The next hacks are coming from the browser

I was reading this article on Tom’s Guide about how some Twitter accounts were exposed.
What was startling to me was that Chrome and Firefox store passwords in plain text. Eye opening for me. I used them a lot until I got a Lastpass subscription.

The upshot is that you should never let your web browsers save login credentials for important accounts, such as social networking, bank or other online financial accounts, webmail or online retail accounts such as Amazon.

Chrome and Firefox store login credentials in plain text, making them ripe targets for hackers. Internet Explorer, to Microsoft’s credit, stores then in encrypted form in a separate application.

If remembering passwords is a pain, use a dedicated password manager, such as LastPass or Dashlane, that encrypts and protects your passwords much more securely than a web browser can. And don’t forget to enable two-factor authentication on every account that allows it.

Reducing product and enhancing result in design

Fanstastic post by Goran Peuc in Smashing Magazine about design in information products.

Some highlights are mentioned below but read the whole article.

One of the main problems in product design:

I still find a lot of products today, be they digital or physical, to be too complex and feature-driven. Shouldn’t we as designers instead be looking to remove complexity for users as much as possible or as much as allowed for by current technology, by making our products fit more seamlessly into their daily lives and routines? I feel that we simply don’t and, more worryingly, that we still haven’t learned lessons from the past.

The desired process:

Figure out a way to remove such complexities. Figure out how to remove entire pieces of your product or interface, while keeping the user on the path to the desired result.

Finally:

Theoretically, the ultimate goal for any product is to be completely removed from the user’s perspective. Work towards that goal because nobody wants to use your product.
People just want the benefit of using it.

10 year anniversary of the blog

It’s ten years since I started this blog. Guess what? Yes, I’m moving to another new hosting company.

Most of the work has been done today and I waited for this blog to transfer over before writing this post. Most websites are wordpress based. Moving them is straightforward, ftp down, ftp up, sql export, sql import, change server settings.

Have a great 2016!

Backup all of your photos on Flickr

I read about an update an update to the Uploadr tool from Flickr. In the past, this tool has been cumbersome and inefficient. However, this new tool is working very well for me so far. I just pointed it at an external drive and it’s working well so far. It is possible to view photos by date uploaded or by date taken which extracts the exif information from the photo.

Unfortunately, I used some terrible photo editing tools in the past and in many photos, that information is wiped.

So now I’m on the hunt for a good tool that can batch update exif date information. So far, apart from a couple of command line options, I haven’t found anything.

The photos are all uploaded to private mode so only you will see them. If your computer or backup option goes wrong, this is one option that can help.

Download the new Uploadr here

This page explains the tool and how it works in more detail.

Flickr Uploadr is finally here
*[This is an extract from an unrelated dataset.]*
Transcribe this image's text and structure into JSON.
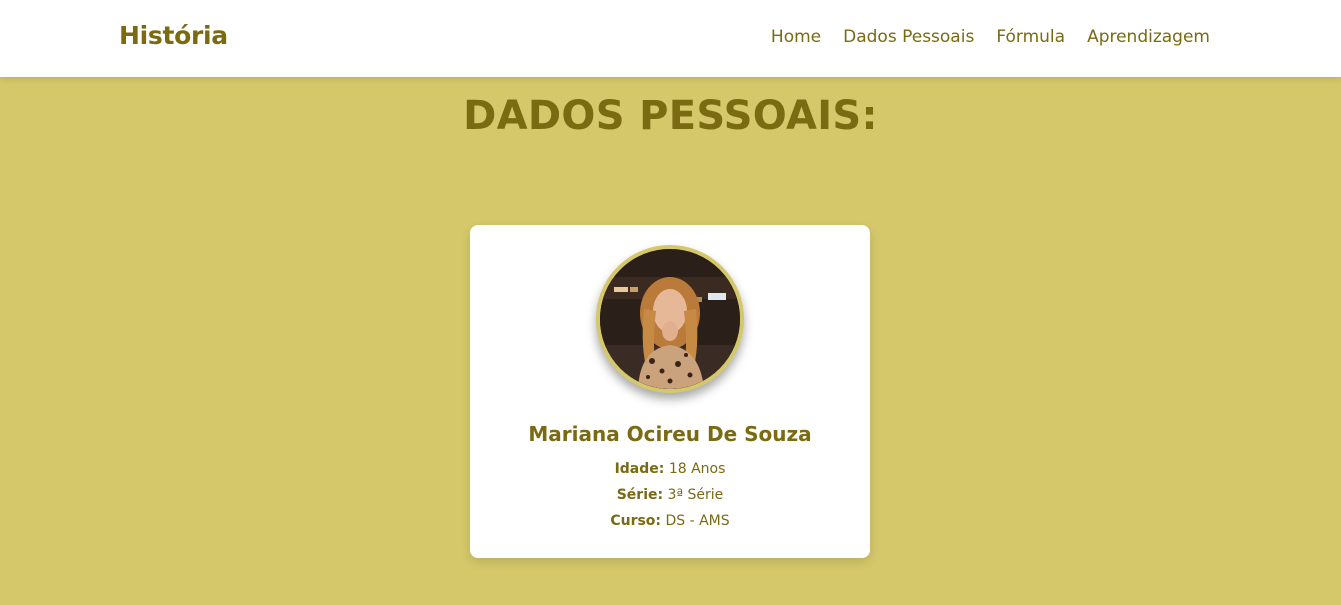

Google changes search engine to prioritise mobile friendly sites

I got an email from the Google Webmaster Tools Team in relation to one of my old sites.

Google systems have tested 204 pages from your site and found that 99% of them have critical mobile usability errors. The errors on these 202 pages severely affect how mobile users are able to experience your website. These pages will not be seen as mobile-friendly by Google Search, and will therefore be displayed and ranked appropriately for smartphone users.

Now I have to update this old site. I feel it is a good time to implement some current technologies like angular.js and jquery with it and maybe some others. But this is really a tipping point in the supremacy of sites being ready for mobile devices above normal computers and laptops.

CMS Wire has more detail here about the change.

It’s possible to test a site for mobile friendliness using this link.

Mapping the world

I love this article, a neat and practical way of developing the world in which we live.
http:// http://www.theguardian.com/cities/2014/oct/06/missing-maps-human-genome-project-unmapped-cities

Whether the goal is to prevent cholera or crime, Missing Maps is a crucial first step. For much of the developing world, our current digital maps may as well say ‘Here there be dragons.’ There’s a long way to go, but someone has at last picked up a sword.

Irish now on Duolingo

Duolingo which is a fantastic language learning tool (I have it on my phone). It’s perfect for short bursts of brushing up on a language in small 10 minute sessions.

Now, I just found this post on Reddit that they have added Irish.

It’s still in beta so it can only be used on your computer. Once, it has come out of beta, it will be available on the mobile app.
Cool!

Who is this site for?

 Seth Godin comes up with a set of crucial questions for those businesses that have a website.

 

  • Who is this site for?
  • How did they find out about it?
  • What does the design remind them of?
  • What do you want them to do when they get here?
  • How will they decide to do that, and what promises do you make to cause that action?

I put it here because I want to remember it. Perhaps you will like it too.